Procedural Safeguards - Measure E

This project aims at enhancing the rights of children in criminal proceedings in the EU, by supporting Member States and advocating for the proper application of the EU Directive 2013/48 which guarantees free access to a specialised (youth) lawyer at all stages (EU directive 2016/800 art.4/1v,v and art.23-nr.63 Memorandum and EU Directive 2012/29, child victims, art.25 on procedural safeguards) for children who are suspects or accused persons in criminal proceedings and other related standards in the specific field of juvenile justice; by defining the role, the mission, the basic training and all the specifics of the function of a youth lawyer and by empowering youth lawyers to become “agents of change” in the better implementation of the right of access to a lawyer for children suspected or accused in criminal proceedings.
The ECBA is an associate partner in this project.

Click here for the report of the 'kick-off' meeting,  which took place on 19 and 20 October 2016 in Brussels.

The Directive has been adopted and published on 21 May 2016.

It sets out specific minimum rules concerning the rights of suspected or accused children in criminal proceedings to ensure that they are able to understand and follow criminal proceedings, including having access to a lawyer at all stages. It provides that children cannot waive their right to be assisted by a lawyer in key moments of the proceedings, as there is a high risk that they would not understand the consequence of their actions (Article 6).

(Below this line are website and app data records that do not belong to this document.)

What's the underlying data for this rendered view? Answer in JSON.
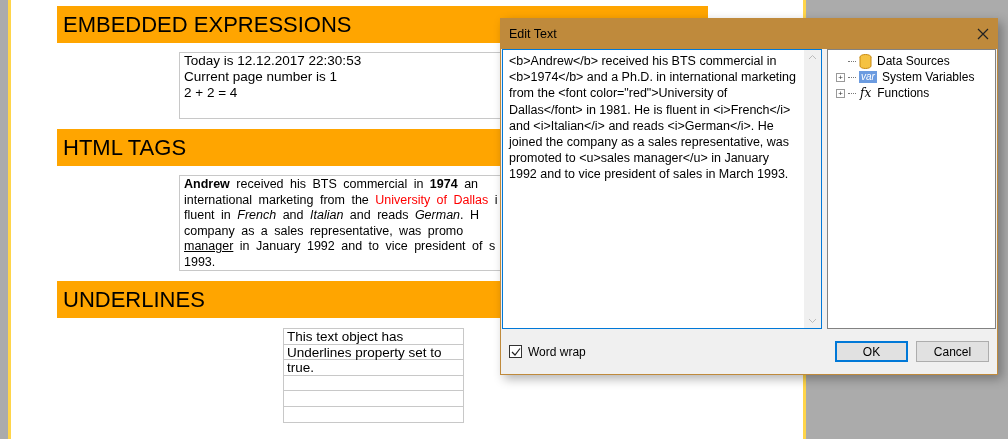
{
  "report": {
    "sections": [
      {
        "kind": "expressions",
        "title": "EMBEDDED EXPRESSIONS",
        "lines": [
          "Today is 12.12.2017 22:30:53",
          "Current page number is 1",
          "2 + 2 = 4"
        ]
      },
      {
        "kind": "html",
        "title": "HTML TAGS",
        "lines": [
          [
            {
              "text": "Andrew",
              "kind": "bold"
            },
            {
              "text": " received his BTS commercial in ",
              "kind": "plain"
            },
            {
              "text": "1974",
              "kind": "bold"
            },
            {
              "text": " an",
              "kind": "plain"
            }
          ],
          [
            {
              "text": "international marketing from the ",
              "kind": "plain"
            },
            {
              "text": "University of Dallas",
              "kind": "red"
            },
            {
              "text": " i",
              "kind": "plain"
            }
          ],
          [
            {
              "text": "fluent in ",
              "kind": "plain"
            },
            {
              "text": "French",
              "kind": "italic"
            },
            {
              "text": " and ",
              "kind": "plain"
            },
            {
              "text": "Italian",
              "kind": "italic"
            },
            {
              "text": " and reads ",
              "kind": "plain"
            },
            {
              "text": "German",
              "kind": "italic"
            },
            {
              "text": ". H",
              "kind": "plain"
            }
          ],
          [
            {
              "text": "company as a sales representative, was promo",
              "kind": "plain"
            }
          ],
          [
            {
              "text": "manager",
              "kind": "underline"
            },
            {
              "text": " in January 1992 and to vice president of s",
              "kind": "plain"
            }
          ],
          [
            {
              "text": "1993.",
              "kind": "plain"
            }
          ]
        ]
      },
      {
        "kind": "underlines",
        "title": "UNDERLINES",
        "lines": [
          "This text object has",
          "Underlines property set to",
          "true."
        ]
      }
    ]
  },
  "dialog": {
    "title": "Edit Text",
    "editor_text": "<b>Andrew</b> received his BTS commercial in <b>1974</b> and a Ph.D. in international marketing from the <font color=\"red\">University of Dallas</font> in 1981. He is fluent in <i>French</i> and <i>Italian</i> and reads <i>German</i>. He joined the company as a sales representative, was promoted to <u>sales manager</u> in January 1992 and to vice president of sales in March 1993.",
    "tree": [
      {
        "kind": "datasource",
        "label": "Data Sources",
        "expanded": true
      },
      {
        "kind": "variables",
        "label": "System Variables",
        "icon_text": "var",
        "expander": "+",
        "expanded": false
      },
      {
        "kind": "functions",
        "label": "Functions",
        "icon_text": "fx",
        "expander": "+",
        "expanded": false
      }
    ],
    "word_wrap": {
      "label": "Word wrap",
      "checked": true
    },
    "buttons": [
      {
        "label": "OK",
        "default": true
      },
      {
        "label": "Cancel",
        "default": false
      }
    ]
  }
}
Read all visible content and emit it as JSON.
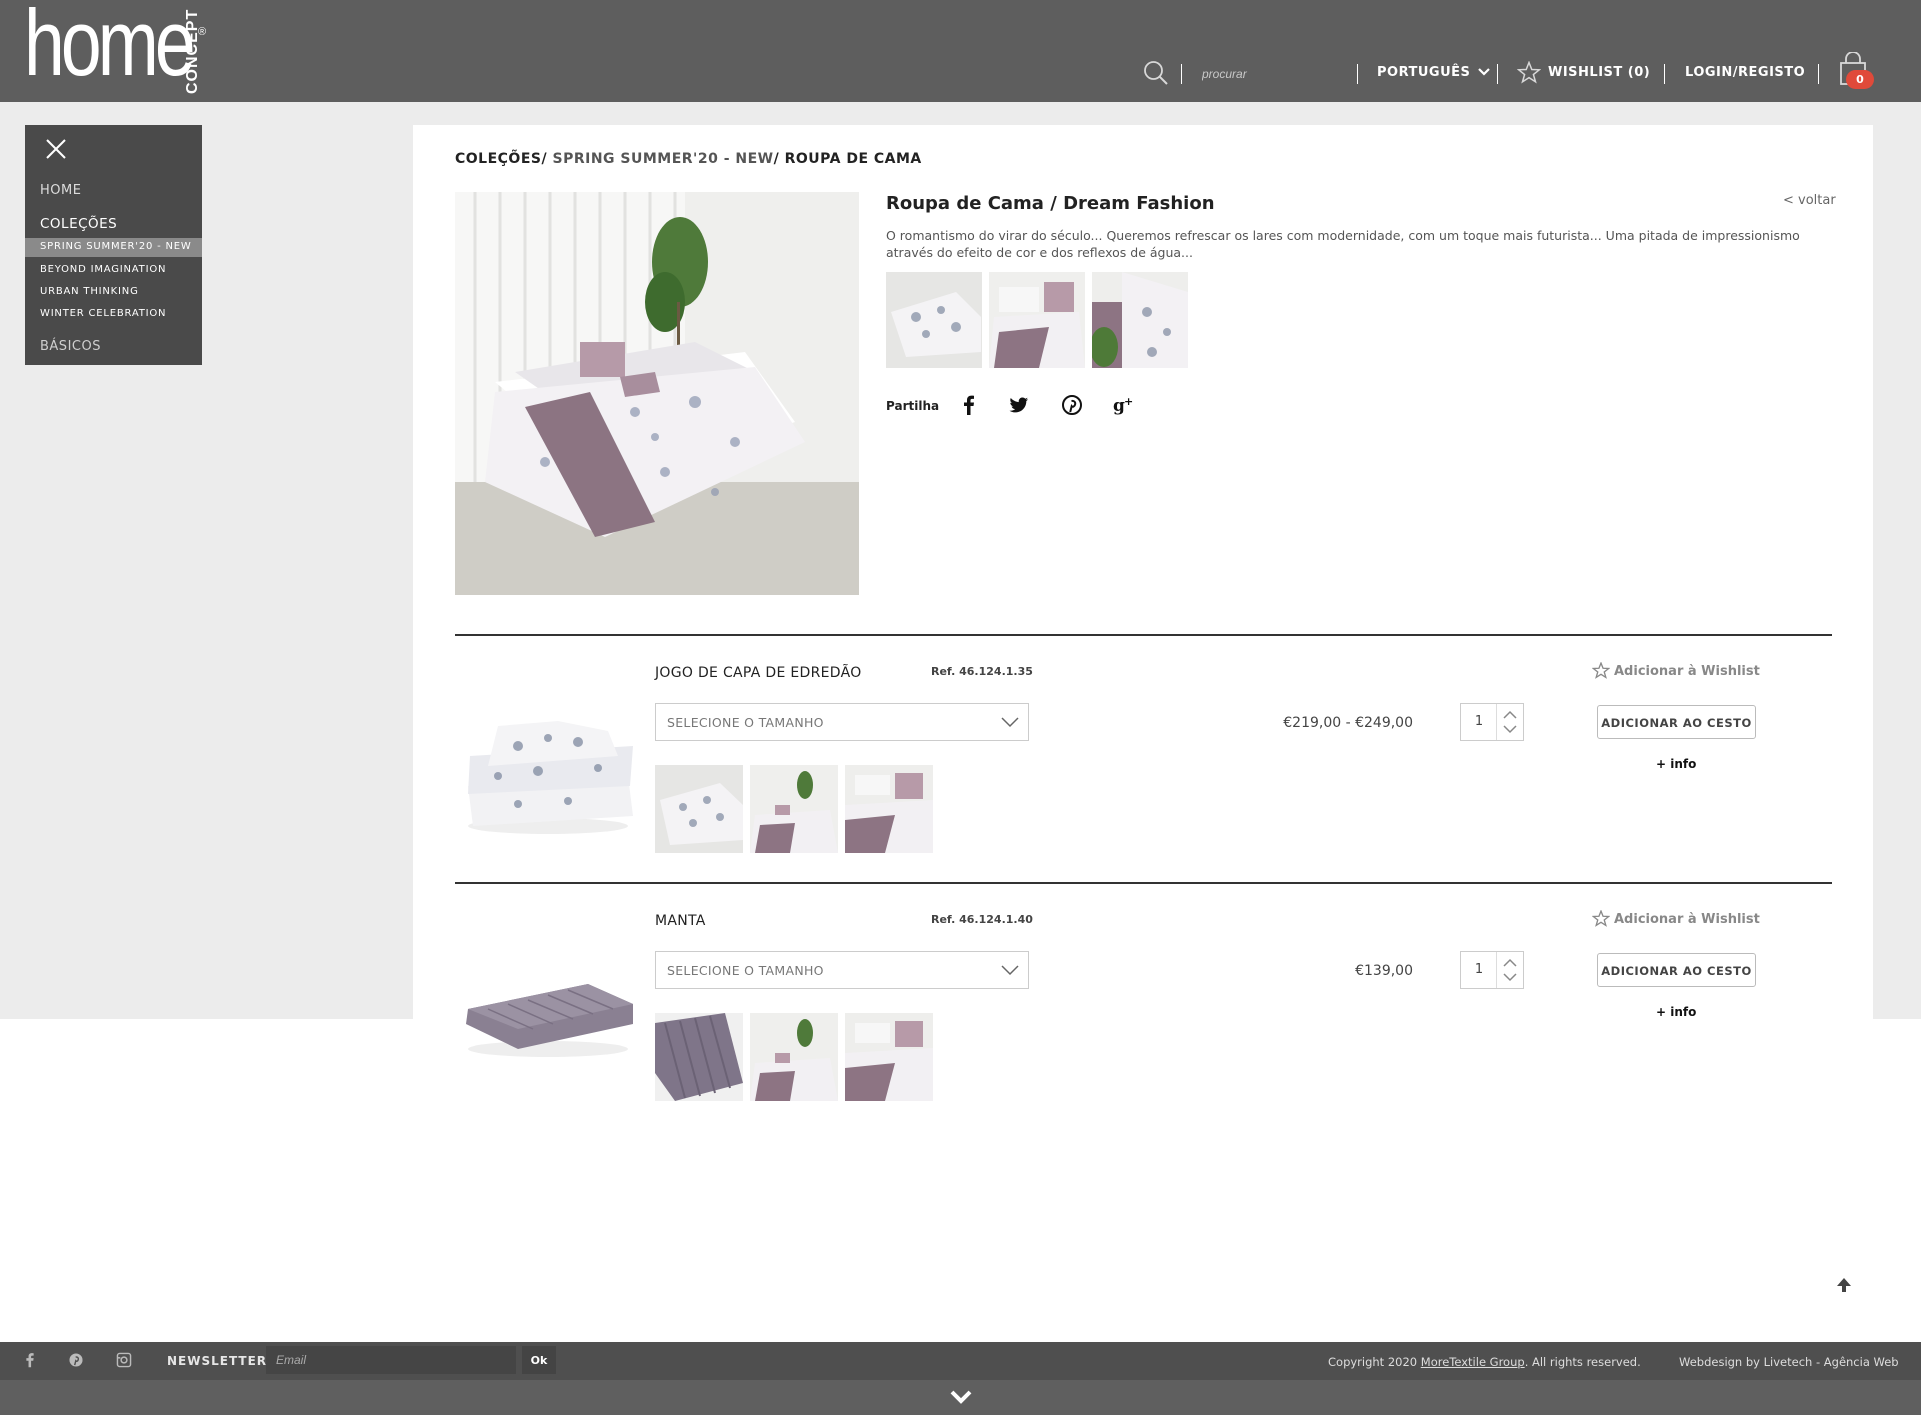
{
  "header": {
    "logo_text": "home",
    "logo_sub": "CONCEPT",
    "logo_reg": "®",
    "search_placeholder": "procurar",
    "language": "PORTUGUÊS",
    "wishlist": "WISHLIST (0)",
    "login": "LOGIN/REGISTO",
    "cart_count": "0"
  },
  "sidebar": {
    "items": [
      {
        "label": "HOME"
      },
      {
        "label": "COLEÇÕES"
      }
    ],
    "sub_items": [
      {
        "label": "SPRING SUMMER'20 - NEW",
        "active": true
      },
      {
        "label": "BEYOND IMAGINATION"
      },
      {
        "label": "URBAN THINKING"
      },
      {
        "label": "WINTER CELEBRATION"
      }
    ],
    "bottom_item": "BÁSICOS"
  },
  "breadcrumb": {
    "part1": "COLEÇÕES/",
    "part2": " SPRING SUMMER'20 - NEW",
    "part3": "/ ROUPA DE CAMA"
  },
  "product": {
    "title": "Roupa de Cama / Dream Fashion",
    "back": "< voltar",
    "description": "O romantismo do virar do século... Queremos refrescar os lares com modernidade, com um toque mais futurista... Uma pitada de impressionismo através do efeito de cor e dos reflexos de água...",
    "share_label": "Partilha"
  },
  "items": [
    {
      "name": "JOGO DE CAPA DE EDREDÃO",
      "ref": "Ref. 46.124.1.35",
      "select_placeholder": "SELECIONE O TAMANHO",
      "price": "€219,00 - €249,00",
      "qty": "1",
      "wishlist": "Adicionar à Wishlist",
      "add_to_cart": "ADICIONAR AO CESTO",
      "info": "+ info"
    },
    {
      "name": "MANTA",
      "ref": "Ref. 46.124.1.40",
      "select_placeholder": "SELECIONE O TAMANHO",
      "price": "€139,00",
      "qty": "1",
      "wishlist": "Adicionar à Wishlist",
      "add_to_cart": "ADICIONAR AO CESTO",
      "info": "+ info"
    }
  ],
  "footer": {
    "newsletter_label": "NEWSLETTER",
    "email_placeholder": "Email",
    "ok": "Ok",
    "copyright_prefix": "Copyright 2020 ",
    "copyright_link": "MoreTextile Group",
    "copyright_suffix": ". All rights reserved.",
    "webdesign": "Webdesign by Livetech - Agência Web"
  },
  "colors": {
    "header_bg": "#5e5e5e",
    "sidebar_bg": "#4a4a4a",
    "page_bg": "#ececec",
    "badge": "#e04a3a",
    "footer_bg": "#4f4f4f"
  }
}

ECBA reply on the proposal for a Directive of the European Parliament and of the Council on procedural safeguards for children suspected or accused in criminal proceedings, 6 May 2014

Please click here for our response to the European Commission’s proposal for a Directive of the European Parliament and of the Council on procedural safeguards for children suspected or accused in criminal proceedings, which is the result of intensive and careful consideration of the European Criminal Bar Association (ECBA) working group on Measure E, composed of 14 practitioners in criminal law from 10 countries all over Europe.

Click here for a new ECBA Statement which contains the ECBA’s main recommendations to the Commission on Measure E of the Stockholm programme for the appropriate rights and treatment of vulnerable Suspects.

It was sent to Mrs Reding, Vice-president and Commissioner responsible for justice, fundamental rights and citizenship and to Oliver Tell, Director Unit B.1, Directorate General Justice on 15 May 2013.

In the work on the Stockholm Programme and EU ROADMAP for Procedural Safeguards in Criminal Proceedings we will soon come to - Measure E – Special Safeguards for Suspected or Accused persons who are Vulnerable.

In order to meet the work for EU on this subject ECBA has formed a working group: Measure E – Vulnerable Suspects.

The idea is to draft the ECBA Cornerstones of special safeguards for suspected or accused persons who are vulnerable. This would support the political EU decision-makers at EC, EP and the Council of MS to come to appropriate conclusions on how to protect vulnerable suspects in addition to the general rights and safeguards in criminal proceeding.

This ECBA group is chaired jointly by Robin Grey Q.C., UK,  and Bertil Dahl, Sweden, and  consists of 11 practitioners. The group has had its first meeting in London on the 16th of March and plan to present a draft statement to the ECBA Board in the meeting in Istanbul on the 26/27 April 2013.

The definition of Vulnerable Suspects or Accused Persons is central in this work and should be looked upon together with the other measures  A-D and F in order to be included in the Stockholm Programme Safeguards.

Vulnerable persons could be;

  • Children under 18;
  • Drunk people;
  • People under influence of drugs or other addictives;
  • People suffering from mental or physical disabilities;
  • People with mental disorder – in this group we can for example find suspects who are serial confessers of serious crimes who sometimes mislead the legal system.

The work on strengthening the weaker part, such as vulnerable suspects, is in the interest of the legal system itself. It is quite clear that modern criminal proceedings should be based on Equality of Arms. Thus in order to help the weaker part several steps have to be taken.

A modern balanced procedure in criminal matters demand equality of arms in the examination of evidence, etc. To get a fair trial it is obvious that the suspect must be helped, so as not to be at a procedural disadvantage with the prosecutor.